She does state that men who have grown up seeing their mothers go to work are far more used to independent women and may even be self-sufficient in several household areas.
The confusion that men seem to face is not an isolated theory. There is also a feeling of helplessness, or rather, cluelessness when it comes to this radical notion of treating women as their equals and that could stem from the fact that it is an alien concept to them; they have never seen it being practised in front of their own eyes.

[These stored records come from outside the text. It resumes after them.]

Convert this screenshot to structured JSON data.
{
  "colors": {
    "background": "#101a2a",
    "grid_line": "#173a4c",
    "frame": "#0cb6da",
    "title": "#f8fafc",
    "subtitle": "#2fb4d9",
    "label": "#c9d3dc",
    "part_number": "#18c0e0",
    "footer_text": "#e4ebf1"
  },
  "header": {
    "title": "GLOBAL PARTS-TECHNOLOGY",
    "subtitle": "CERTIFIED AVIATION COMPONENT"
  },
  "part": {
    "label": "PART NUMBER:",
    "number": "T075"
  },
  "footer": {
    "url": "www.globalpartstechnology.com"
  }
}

As Dr Saloni Priya notes, ‘The issue that men face is that they have (also) looked at their role in a marriage as a provider—so they feel that they have given her everything. Their conventional norm as a husband is that they are supposed to be a provider. “I have given her a car, I have given her a driver, I have given her money, I have given her freedom, I don’t know what her problem is. She only cries, she only cribs.”’

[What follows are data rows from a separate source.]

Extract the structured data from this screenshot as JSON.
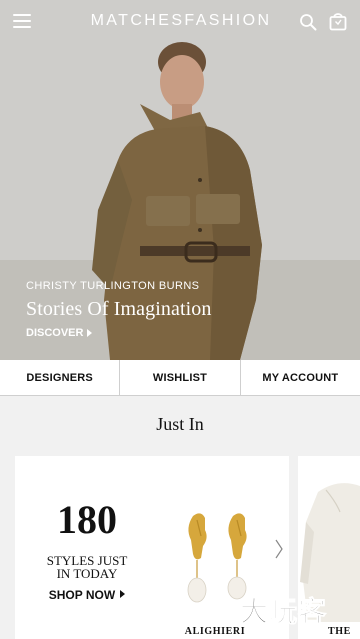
{
  "header": {
    "logo": "MATCHESFASHION",
    "menu_icon": "hamburger-menu-icon",
    "search_icon": "search-icon",
    "bag_icon": "shopping-bag-icon"
  },
  "hero": {
    "eyebrow": "CHRISTY TURLINGTON BURNS",
    "title": "Stories Of Imagination",
    "cta": "DISCOVER"
  },
  "tabs": [
    {
      "label": "DESIGNERS"
    },
    {
      "label": "WISHLIST"
    },
    {
      "label": "MY ACCOUNT"
    }
  ],
  "just_in": {
    "title": "Just In",
    "count": "180",
    "subtitle_line1": "STYLES JUST",
    "subtitle_line2": "IN TODAY",
    "cta": "SHOP NOW",
    "products": [
      {
        "brand": "ALIGHIERI"
      },
      {
        "brand": "THE"
      }
    ]
  },
  "watermark": "大玩客",
  "colors": {
    "accent": "#111111",
    "hero_bg": "#c9c8c4",
    "section_bg": "#f1f1f1",
    "divider": "#cfcfcf"
  }
}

‘Many times I have seen that the husband is clueless to the emotional pain which the woman has.’ Dr Neeru Kanwar adds, ‘Men are going through a crisis which they are not being able to resolve—he feels that his role was of a provider but now that role is also not needed as the wife is providing for herself. His role was of a protector, but now he may not be that macho that he is able to protect. And his role was to be the sexually aggressive one, now that also is not needed—so then what is his role? So men are not being able to resolve these crises.’

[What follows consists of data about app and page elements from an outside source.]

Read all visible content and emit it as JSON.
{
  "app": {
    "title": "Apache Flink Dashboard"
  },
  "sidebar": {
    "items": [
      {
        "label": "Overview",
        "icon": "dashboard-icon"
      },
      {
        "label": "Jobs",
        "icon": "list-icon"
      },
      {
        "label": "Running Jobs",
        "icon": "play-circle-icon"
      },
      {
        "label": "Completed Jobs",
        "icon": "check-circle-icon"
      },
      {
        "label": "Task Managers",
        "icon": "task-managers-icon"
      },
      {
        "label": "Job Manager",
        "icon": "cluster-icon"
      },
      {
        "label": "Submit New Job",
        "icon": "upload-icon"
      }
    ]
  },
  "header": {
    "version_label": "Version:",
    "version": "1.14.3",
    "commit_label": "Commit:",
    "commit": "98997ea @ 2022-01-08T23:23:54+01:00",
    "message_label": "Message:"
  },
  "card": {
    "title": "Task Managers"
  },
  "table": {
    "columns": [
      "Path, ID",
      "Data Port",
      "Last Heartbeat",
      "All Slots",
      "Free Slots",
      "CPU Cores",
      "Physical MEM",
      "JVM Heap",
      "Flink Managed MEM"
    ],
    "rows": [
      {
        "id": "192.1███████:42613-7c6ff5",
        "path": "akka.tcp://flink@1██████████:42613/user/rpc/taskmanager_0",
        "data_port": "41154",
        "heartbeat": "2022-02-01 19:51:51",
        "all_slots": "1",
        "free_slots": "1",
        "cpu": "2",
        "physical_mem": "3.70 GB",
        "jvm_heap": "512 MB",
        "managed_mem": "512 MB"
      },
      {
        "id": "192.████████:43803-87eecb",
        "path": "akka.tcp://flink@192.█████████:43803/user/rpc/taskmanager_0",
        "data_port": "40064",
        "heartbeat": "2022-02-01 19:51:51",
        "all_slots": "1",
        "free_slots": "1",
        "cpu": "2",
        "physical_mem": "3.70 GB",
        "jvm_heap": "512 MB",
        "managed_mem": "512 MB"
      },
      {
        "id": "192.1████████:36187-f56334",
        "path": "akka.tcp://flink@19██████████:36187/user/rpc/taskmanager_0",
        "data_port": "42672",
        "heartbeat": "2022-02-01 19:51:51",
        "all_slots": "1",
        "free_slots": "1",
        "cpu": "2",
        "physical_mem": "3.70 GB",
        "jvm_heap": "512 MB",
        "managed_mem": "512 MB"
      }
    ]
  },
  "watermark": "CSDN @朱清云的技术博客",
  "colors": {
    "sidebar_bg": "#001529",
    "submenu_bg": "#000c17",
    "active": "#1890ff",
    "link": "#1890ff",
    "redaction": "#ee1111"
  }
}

So what happens when men feel as if they are being bombarded by the ‘emotional inconsistencies’ of the women in their lives? When they can’t take the ‘constant cribbing’ anymore? When they feel as if their traditional roles have been squashed to a mere shadow of what they were used to? The answer is often not palatable. They turn to another. Adultery is on the rise. And to be fair, it’s not just the men. Women, too, often feeling an emotional disconnect from their men, turn to other arms for comfort. Dr Priya confirms, ‘Earlier the men were doing it and they felt it was accepted, however, today the women are also doing it and the issue is the same—they feel that they have been taken for granted; that they have not been appreciated; that they have no identity.’ What is the resolution? The solution? How do men and women reduce the gender lag and get on the same page?
To begin with, we have to first and foremost step out from the compulsion of seeing the relationship either as all good or all bad. It is a place where willy-nilly the long-standing differences between men and women are bound to come to the surface. Perhaps all we do have in the end is keeping the lines of communication open and articulating one’s wants, desires and expectations.
And, as Dr Mukherjee puts it, “If you are married, there has to be a degree of adjustment on both sides.”
Excerpted with permission of the author.
Illustration by Siddhartha Mukherjee.